(Stored data)
◆ ◆ ◆ ◆
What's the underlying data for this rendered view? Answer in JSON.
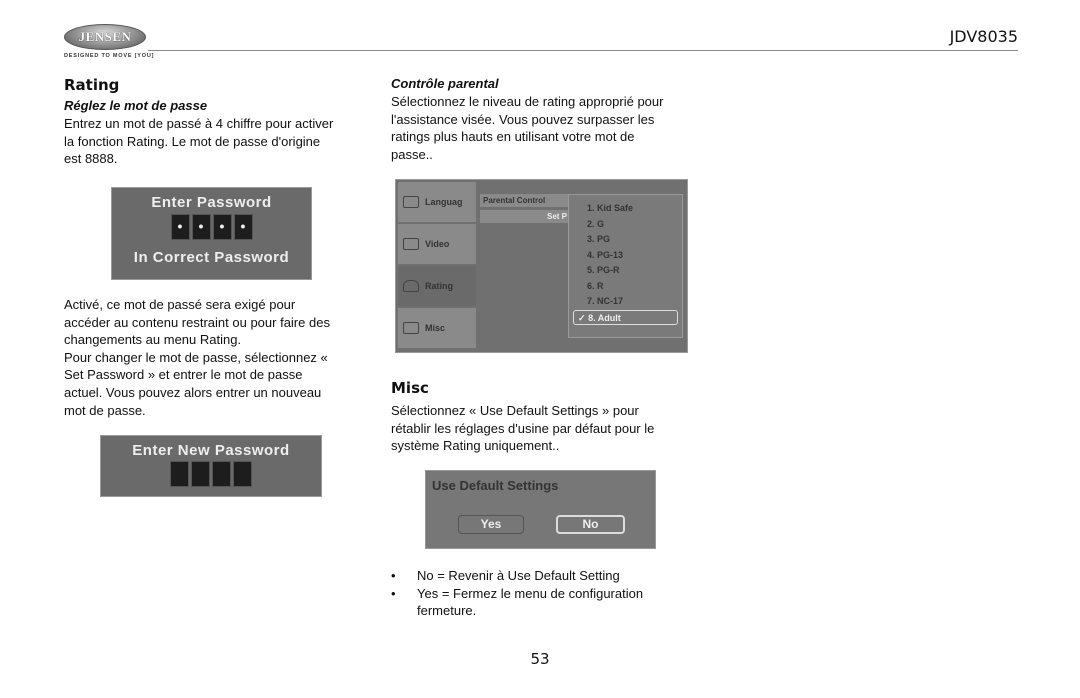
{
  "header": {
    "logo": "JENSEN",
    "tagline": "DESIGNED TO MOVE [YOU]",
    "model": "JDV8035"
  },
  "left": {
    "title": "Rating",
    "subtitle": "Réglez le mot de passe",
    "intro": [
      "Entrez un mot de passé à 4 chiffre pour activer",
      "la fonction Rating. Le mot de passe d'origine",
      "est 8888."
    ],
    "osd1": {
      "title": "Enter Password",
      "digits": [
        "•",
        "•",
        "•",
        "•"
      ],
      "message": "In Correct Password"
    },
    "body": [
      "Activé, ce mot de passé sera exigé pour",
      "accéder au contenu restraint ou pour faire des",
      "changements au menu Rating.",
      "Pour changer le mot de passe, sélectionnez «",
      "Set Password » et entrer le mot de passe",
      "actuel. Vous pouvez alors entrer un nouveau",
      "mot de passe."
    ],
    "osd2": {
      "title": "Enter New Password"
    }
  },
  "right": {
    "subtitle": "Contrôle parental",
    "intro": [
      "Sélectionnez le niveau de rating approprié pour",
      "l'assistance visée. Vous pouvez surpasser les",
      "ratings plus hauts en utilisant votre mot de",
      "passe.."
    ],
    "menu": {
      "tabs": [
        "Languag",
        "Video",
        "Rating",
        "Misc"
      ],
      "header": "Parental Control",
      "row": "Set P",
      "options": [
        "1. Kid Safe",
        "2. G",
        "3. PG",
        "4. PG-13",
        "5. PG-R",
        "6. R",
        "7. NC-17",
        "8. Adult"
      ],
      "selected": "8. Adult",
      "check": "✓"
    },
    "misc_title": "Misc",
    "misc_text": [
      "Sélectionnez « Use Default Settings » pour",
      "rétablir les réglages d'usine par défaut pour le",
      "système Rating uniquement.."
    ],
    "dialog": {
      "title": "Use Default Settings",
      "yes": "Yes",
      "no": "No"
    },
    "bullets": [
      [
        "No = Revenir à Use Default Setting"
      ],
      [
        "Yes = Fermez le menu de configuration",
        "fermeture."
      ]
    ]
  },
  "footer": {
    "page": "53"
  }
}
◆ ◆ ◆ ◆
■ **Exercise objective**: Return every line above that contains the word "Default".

■ **Answer to the exercise**:
      "Sélectionnez « Use Default Settings » pour",
      "title": "Use Default Settings",
        "No = Revenir à Use Default Setting"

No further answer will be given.